Entries from a dataset of interfaces:
******************************
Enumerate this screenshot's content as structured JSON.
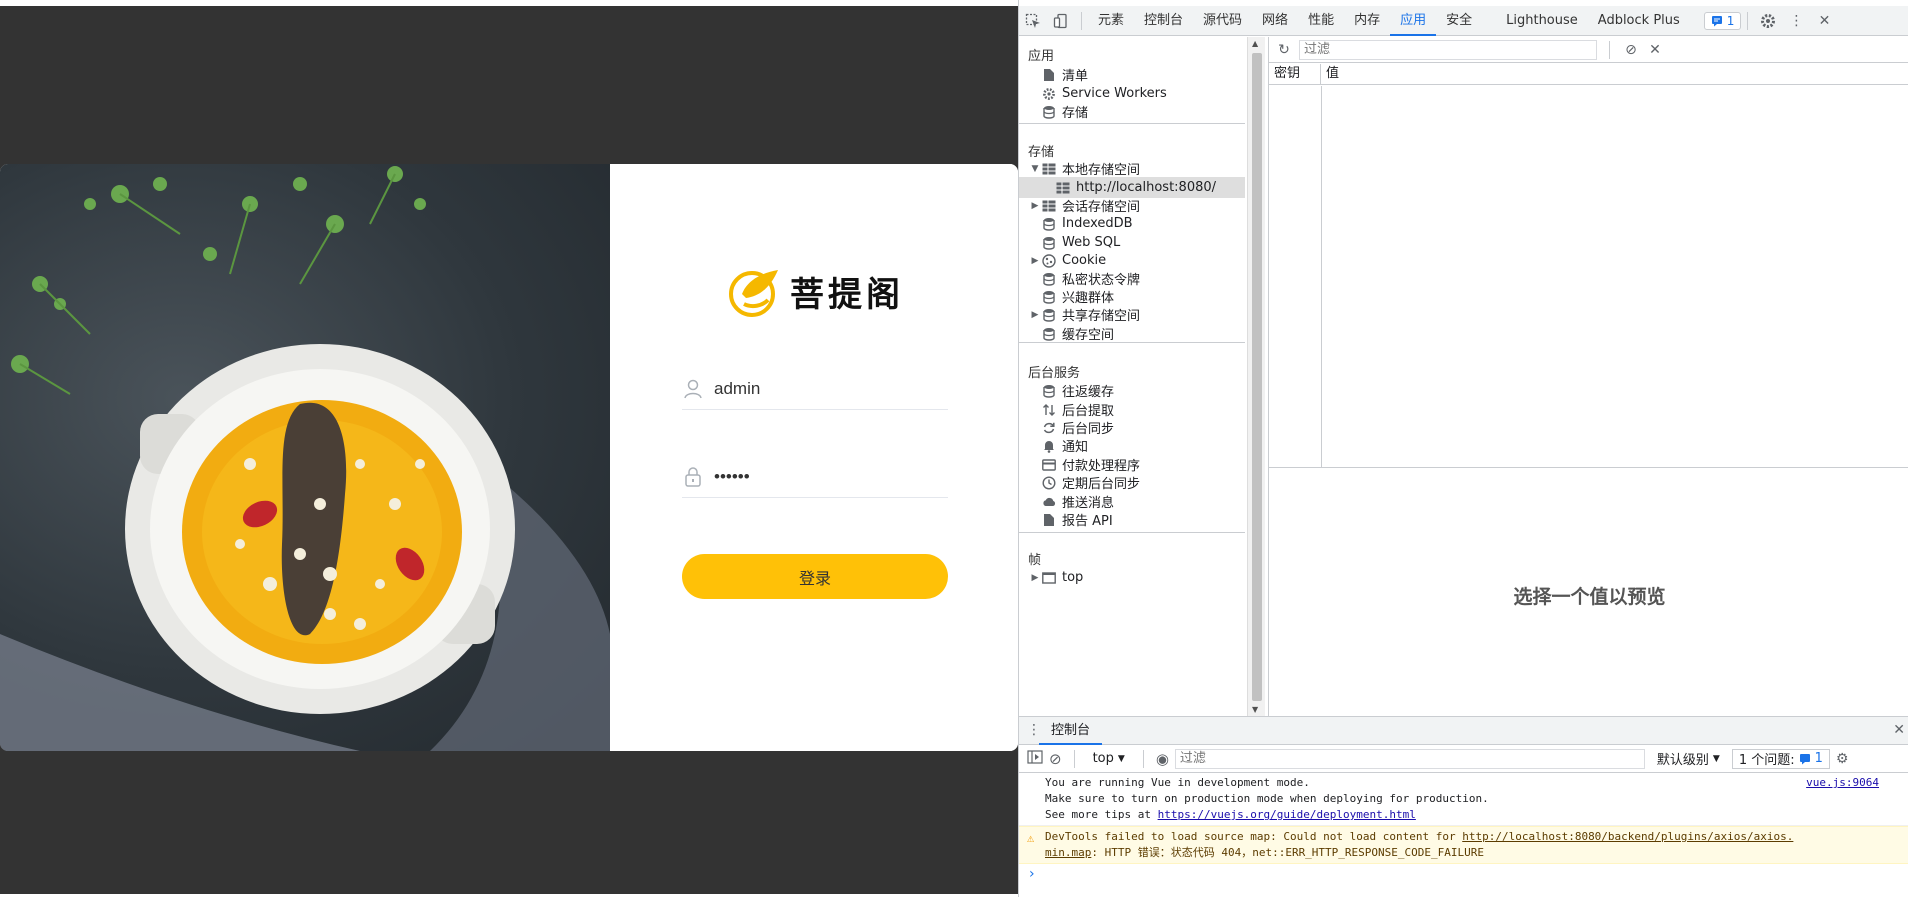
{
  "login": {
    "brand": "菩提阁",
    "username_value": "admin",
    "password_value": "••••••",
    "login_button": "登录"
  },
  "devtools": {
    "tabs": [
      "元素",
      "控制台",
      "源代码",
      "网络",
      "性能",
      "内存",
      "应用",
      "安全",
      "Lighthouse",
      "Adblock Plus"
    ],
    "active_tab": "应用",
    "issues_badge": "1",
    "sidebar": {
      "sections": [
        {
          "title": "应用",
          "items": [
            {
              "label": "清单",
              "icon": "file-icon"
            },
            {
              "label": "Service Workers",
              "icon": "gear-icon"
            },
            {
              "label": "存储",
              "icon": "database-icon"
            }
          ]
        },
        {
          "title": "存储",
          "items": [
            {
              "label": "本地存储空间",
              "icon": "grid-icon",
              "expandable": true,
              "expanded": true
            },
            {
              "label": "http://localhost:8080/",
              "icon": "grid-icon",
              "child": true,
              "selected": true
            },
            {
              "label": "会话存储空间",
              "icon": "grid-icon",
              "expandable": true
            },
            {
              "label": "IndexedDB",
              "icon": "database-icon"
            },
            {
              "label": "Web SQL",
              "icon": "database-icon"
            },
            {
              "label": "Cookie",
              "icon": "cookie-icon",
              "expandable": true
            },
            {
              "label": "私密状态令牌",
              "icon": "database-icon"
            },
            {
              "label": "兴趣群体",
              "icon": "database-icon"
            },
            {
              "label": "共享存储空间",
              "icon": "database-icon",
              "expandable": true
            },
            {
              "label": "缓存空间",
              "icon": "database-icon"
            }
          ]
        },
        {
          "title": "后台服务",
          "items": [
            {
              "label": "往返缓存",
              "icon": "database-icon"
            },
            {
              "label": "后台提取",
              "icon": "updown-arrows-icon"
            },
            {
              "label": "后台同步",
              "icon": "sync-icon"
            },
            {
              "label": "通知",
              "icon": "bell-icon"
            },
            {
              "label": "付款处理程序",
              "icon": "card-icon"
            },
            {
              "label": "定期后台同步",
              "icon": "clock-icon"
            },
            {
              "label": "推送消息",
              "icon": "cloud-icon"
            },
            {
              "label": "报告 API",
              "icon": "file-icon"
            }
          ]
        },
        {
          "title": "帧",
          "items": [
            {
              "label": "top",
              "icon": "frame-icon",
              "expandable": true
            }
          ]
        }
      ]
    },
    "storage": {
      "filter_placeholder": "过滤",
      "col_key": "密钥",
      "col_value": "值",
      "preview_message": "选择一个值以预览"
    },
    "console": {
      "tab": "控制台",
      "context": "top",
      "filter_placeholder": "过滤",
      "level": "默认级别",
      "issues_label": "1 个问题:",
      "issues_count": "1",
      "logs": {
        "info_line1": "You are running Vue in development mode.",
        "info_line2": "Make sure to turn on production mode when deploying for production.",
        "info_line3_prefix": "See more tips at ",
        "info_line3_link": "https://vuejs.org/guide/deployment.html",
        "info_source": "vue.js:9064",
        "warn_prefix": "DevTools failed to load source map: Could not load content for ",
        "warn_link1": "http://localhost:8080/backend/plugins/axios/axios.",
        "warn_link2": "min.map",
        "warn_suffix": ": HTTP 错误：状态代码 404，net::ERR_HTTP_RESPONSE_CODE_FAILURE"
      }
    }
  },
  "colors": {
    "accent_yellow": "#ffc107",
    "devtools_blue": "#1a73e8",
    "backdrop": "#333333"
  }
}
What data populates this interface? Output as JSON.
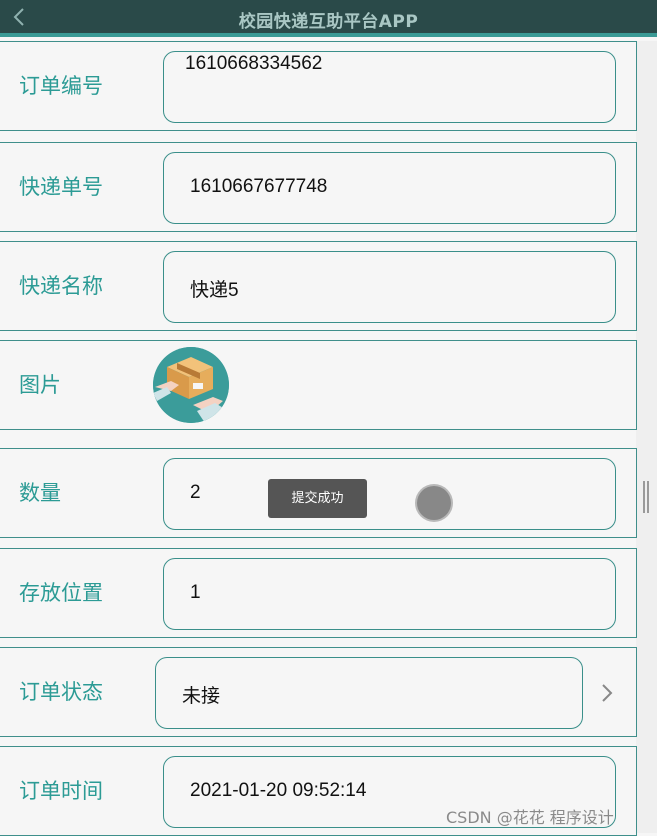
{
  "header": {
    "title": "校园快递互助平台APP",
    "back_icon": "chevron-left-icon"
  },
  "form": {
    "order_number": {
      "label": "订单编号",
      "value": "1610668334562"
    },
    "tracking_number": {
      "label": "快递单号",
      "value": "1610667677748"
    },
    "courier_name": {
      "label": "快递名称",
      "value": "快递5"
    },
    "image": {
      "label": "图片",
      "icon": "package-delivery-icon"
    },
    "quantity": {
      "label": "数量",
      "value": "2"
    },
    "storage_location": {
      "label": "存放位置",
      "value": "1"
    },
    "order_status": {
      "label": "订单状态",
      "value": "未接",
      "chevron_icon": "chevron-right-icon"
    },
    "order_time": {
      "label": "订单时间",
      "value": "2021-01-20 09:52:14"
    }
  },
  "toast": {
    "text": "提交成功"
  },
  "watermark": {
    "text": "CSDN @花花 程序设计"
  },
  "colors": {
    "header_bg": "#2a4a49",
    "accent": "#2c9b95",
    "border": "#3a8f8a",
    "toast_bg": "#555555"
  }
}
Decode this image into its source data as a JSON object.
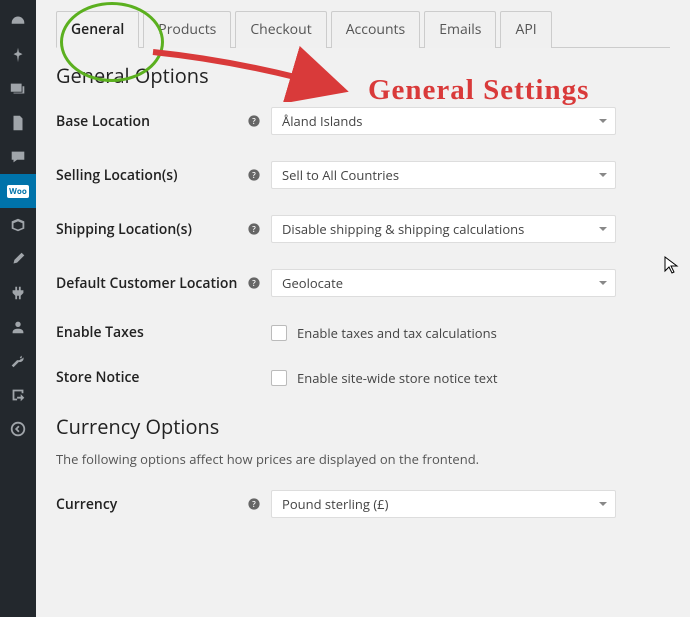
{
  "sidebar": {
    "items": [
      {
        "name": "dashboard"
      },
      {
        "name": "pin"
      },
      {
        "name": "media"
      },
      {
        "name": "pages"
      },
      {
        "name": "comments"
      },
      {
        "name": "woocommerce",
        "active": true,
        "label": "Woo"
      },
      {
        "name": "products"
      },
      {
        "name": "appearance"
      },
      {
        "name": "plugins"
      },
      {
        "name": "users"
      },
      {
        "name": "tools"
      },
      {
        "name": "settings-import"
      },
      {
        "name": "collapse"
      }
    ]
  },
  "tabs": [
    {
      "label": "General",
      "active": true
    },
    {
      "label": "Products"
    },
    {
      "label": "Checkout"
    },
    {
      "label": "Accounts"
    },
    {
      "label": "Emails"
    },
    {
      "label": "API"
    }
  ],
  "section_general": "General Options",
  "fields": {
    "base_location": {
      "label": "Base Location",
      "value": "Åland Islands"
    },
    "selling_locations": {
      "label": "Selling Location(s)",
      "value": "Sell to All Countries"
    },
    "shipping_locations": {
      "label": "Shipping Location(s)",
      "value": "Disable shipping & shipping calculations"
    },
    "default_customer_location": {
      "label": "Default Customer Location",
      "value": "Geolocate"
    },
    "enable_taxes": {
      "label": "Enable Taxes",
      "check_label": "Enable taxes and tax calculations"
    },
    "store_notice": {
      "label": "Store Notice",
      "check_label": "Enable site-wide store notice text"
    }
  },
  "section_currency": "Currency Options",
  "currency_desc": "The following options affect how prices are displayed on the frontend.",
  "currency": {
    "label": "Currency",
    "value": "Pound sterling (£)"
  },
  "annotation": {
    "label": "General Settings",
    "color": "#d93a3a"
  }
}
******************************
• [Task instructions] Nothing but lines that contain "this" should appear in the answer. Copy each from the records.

• [Expected output]
Enumerate this screenshot's content as structured JSON.
What data populates this interface? Output as JSON.
Decode this image into its source data as a JSON object.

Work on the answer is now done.